__What to produce__
All lines in the records that carry the string "kind" are to be shown.

Input material below:

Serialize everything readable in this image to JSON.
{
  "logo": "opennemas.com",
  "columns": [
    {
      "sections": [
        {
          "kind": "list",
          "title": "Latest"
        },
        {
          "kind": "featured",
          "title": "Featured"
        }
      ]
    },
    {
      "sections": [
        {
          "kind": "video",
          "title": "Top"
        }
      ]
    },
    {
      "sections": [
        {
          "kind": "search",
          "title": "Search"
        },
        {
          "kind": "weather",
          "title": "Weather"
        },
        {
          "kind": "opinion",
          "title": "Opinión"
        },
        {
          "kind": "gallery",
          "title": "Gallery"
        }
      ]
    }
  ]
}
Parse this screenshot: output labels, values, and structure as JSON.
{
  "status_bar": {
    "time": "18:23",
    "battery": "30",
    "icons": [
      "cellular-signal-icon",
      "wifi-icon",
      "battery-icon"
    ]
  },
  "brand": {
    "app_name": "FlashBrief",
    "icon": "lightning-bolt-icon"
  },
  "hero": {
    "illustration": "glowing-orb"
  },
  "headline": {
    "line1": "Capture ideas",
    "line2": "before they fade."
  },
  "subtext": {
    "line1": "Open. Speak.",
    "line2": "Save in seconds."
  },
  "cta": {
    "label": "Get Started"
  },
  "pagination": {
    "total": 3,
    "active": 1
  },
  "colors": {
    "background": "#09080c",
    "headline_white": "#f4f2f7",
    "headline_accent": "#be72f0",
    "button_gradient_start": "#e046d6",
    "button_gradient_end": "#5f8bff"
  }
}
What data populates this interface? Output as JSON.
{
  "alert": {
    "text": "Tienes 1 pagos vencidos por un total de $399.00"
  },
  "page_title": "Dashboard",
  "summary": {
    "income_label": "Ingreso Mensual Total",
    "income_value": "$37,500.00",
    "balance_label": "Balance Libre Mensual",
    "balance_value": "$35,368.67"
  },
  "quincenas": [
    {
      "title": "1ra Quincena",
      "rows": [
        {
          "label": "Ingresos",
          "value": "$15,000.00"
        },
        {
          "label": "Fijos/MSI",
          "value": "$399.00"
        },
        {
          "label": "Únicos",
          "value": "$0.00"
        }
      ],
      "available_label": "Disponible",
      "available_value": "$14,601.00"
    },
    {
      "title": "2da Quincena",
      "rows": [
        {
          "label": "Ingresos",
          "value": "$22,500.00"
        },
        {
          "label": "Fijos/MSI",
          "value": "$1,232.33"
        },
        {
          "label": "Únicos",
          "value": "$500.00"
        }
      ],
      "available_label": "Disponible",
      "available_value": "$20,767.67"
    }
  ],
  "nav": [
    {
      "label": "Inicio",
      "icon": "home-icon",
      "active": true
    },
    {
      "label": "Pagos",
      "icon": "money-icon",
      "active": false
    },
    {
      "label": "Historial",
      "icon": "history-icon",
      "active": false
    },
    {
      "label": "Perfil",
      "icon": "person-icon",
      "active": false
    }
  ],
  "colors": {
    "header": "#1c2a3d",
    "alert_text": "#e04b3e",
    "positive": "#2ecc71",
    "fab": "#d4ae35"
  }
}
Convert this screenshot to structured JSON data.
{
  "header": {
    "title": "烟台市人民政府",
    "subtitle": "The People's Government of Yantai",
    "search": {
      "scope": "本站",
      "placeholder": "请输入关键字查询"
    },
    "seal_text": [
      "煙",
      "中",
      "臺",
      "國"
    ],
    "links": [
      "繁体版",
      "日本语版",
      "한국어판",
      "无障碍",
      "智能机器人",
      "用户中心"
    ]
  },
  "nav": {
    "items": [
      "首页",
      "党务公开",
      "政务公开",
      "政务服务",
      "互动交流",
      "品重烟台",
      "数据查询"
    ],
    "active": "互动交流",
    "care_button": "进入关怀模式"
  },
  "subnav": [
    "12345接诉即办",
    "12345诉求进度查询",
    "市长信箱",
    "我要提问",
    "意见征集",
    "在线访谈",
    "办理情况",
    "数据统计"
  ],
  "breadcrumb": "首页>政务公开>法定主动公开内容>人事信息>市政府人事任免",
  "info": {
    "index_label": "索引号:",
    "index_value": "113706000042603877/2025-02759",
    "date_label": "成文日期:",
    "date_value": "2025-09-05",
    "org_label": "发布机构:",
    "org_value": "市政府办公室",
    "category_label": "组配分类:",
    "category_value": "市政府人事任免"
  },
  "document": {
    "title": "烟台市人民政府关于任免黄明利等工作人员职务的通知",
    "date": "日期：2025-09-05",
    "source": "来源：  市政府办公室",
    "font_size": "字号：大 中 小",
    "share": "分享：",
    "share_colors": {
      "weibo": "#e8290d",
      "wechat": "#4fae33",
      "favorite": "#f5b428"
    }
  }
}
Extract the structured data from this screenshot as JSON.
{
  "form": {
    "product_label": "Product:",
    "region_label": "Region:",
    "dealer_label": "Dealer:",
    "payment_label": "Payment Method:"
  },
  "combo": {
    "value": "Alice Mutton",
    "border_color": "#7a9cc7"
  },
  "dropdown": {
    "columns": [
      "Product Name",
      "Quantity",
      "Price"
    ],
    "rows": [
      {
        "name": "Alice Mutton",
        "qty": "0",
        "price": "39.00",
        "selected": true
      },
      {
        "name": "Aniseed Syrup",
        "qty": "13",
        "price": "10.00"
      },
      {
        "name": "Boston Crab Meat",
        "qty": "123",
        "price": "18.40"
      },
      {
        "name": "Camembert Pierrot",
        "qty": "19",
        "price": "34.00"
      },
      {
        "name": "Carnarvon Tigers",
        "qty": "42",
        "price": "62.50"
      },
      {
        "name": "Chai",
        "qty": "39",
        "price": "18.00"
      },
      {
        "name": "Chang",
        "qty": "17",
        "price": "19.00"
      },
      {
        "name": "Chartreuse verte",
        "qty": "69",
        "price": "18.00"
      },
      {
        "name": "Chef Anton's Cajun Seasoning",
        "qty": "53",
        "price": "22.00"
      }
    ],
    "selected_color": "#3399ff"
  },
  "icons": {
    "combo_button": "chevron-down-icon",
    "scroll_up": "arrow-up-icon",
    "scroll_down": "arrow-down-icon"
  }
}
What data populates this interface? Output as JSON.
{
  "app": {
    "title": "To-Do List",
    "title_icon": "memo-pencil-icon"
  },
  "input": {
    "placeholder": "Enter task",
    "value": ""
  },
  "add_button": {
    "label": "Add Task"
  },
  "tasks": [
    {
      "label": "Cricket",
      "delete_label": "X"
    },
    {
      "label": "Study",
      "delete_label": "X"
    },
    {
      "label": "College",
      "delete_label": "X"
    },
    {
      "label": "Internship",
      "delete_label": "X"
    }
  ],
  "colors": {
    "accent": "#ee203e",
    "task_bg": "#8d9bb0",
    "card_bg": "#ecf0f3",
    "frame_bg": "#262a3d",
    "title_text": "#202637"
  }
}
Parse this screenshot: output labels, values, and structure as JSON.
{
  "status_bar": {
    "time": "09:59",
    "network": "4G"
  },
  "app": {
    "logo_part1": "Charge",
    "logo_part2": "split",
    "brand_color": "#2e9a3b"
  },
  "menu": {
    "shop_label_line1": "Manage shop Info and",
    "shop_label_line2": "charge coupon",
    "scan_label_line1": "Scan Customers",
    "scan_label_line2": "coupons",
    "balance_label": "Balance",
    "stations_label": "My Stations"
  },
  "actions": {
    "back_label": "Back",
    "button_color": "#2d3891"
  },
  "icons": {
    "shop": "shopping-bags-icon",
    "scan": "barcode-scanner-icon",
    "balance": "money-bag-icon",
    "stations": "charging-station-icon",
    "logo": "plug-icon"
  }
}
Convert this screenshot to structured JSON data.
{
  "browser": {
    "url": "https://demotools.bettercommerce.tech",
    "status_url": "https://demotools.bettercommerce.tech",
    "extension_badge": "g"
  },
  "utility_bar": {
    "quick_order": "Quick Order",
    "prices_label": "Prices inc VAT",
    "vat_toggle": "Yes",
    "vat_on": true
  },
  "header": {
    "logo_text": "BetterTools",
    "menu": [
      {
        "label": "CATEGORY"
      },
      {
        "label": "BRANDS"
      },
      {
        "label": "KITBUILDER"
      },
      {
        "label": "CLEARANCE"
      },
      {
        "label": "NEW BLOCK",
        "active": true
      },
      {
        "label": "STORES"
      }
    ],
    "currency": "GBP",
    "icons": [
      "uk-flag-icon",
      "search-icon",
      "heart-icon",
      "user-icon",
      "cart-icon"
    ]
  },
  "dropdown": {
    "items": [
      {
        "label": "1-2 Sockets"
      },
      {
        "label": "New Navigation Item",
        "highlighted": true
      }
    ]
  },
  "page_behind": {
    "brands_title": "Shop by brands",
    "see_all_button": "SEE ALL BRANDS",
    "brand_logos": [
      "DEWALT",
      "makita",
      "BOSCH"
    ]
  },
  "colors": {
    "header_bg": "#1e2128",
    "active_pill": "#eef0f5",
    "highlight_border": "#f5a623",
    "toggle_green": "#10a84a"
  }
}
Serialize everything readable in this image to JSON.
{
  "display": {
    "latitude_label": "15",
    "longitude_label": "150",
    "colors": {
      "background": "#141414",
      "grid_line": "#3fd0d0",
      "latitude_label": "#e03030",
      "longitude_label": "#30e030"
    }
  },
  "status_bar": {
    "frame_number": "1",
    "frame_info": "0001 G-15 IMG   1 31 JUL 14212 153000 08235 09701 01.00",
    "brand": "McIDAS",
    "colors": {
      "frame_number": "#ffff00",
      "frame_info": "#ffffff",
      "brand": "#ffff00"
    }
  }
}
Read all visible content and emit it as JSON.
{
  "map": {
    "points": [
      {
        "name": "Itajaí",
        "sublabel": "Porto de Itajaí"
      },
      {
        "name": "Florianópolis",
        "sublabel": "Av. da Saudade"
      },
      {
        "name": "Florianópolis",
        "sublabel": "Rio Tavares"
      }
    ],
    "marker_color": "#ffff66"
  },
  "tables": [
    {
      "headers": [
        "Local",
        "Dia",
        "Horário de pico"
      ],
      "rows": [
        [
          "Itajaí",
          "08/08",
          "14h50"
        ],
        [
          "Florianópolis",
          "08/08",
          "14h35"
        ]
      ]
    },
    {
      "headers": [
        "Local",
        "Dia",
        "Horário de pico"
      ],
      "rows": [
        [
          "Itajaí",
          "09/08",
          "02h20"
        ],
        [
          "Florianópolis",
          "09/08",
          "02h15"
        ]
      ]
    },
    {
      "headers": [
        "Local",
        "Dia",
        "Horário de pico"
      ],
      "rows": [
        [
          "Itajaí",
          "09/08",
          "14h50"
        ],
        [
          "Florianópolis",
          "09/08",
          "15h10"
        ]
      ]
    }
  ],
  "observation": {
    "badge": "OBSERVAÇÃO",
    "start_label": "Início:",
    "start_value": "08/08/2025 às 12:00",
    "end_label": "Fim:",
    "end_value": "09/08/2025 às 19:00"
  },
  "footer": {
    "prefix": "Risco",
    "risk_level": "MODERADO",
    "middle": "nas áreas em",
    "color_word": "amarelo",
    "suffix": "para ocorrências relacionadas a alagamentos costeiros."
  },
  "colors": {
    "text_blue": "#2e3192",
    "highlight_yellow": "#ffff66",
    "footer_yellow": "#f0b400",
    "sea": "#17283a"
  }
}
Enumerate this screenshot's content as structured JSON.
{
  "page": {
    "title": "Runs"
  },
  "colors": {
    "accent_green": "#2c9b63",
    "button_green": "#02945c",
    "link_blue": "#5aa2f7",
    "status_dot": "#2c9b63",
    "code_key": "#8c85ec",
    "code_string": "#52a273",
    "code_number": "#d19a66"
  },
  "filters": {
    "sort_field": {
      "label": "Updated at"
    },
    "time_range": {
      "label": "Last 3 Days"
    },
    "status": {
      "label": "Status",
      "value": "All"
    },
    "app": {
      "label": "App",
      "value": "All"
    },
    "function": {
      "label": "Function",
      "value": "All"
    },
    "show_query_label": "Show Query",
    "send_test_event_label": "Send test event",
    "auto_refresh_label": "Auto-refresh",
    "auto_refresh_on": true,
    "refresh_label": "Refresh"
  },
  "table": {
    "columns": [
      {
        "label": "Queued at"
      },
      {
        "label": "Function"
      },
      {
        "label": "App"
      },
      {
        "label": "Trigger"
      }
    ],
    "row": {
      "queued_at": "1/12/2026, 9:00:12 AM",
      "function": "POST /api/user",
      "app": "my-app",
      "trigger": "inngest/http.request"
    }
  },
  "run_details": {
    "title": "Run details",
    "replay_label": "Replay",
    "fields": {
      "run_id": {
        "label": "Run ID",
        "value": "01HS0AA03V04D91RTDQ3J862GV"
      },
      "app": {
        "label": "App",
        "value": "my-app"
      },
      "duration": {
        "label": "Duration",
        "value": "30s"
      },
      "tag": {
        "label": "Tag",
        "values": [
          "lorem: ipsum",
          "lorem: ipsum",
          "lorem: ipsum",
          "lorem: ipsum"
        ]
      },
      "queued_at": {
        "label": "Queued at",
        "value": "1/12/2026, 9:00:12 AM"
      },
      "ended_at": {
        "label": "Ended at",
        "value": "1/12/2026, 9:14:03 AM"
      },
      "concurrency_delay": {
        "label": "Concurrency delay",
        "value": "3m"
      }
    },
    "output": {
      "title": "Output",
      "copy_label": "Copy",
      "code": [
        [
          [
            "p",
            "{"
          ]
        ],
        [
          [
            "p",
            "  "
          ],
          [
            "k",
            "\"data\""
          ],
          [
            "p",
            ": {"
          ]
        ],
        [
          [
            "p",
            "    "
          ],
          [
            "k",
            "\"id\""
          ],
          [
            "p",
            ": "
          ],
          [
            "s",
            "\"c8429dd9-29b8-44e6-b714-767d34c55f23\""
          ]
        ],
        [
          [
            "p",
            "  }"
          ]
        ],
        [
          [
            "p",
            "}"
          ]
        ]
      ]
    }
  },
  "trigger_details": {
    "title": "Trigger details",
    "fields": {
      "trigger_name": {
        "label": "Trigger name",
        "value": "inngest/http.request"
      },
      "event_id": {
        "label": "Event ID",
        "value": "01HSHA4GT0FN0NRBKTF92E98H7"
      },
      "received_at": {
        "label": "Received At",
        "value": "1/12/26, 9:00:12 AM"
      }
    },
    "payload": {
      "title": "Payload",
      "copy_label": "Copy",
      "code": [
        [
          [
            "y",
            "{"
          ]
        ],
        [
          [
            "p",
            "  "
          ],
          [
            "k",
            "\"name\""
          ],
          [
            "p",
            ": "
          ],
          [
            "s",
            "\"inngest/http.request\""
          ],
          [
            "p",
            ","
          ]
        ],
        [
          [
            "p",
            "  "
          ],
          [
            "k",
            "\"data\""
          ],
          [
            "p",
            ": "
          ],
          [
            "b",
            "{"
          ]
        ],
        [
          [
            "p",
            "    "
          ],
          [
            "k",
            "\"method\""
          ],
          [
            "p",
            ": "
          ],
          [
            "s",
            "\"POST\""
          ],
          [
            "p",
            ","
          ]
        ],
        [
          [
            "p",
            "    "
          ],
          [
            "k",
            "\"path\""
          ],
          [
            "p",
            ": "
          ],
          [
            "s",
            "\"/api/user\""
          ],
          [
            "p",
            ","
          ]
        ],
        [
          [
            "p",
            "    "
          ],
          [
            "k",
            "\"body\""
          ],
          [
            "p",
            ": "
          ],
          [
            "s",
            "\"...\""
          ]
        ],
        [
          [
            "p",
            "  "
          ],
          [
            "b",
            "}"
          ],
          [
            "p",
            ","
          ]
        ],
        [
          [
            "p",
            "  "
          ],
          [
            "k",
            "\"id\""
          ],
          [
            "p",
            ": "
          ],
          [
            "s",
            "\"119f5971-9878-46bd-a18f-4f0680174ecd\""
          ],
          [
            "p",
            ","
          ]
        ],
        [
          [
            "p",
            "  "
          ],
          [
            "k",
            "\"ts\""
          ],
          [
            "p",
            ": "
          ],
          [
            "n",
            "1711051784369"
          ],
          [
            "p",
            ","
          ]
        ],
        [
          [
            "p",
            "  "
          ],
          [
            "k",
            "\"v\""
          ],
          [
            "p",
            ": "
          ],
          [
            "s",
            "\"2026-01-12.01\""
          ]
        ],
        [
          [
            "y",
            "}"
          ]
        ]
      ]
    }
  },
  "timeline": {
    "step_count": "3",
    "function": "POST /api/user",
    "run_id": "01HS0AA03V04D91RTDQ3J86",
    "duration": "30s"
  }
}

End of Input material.

__Output__
          "kind": "list",
          "kind": "featured",
          "kind": "video",
          "kind": "search",
          "kind": "weather",
          "kind": "opinion",
          "kind": "gallery",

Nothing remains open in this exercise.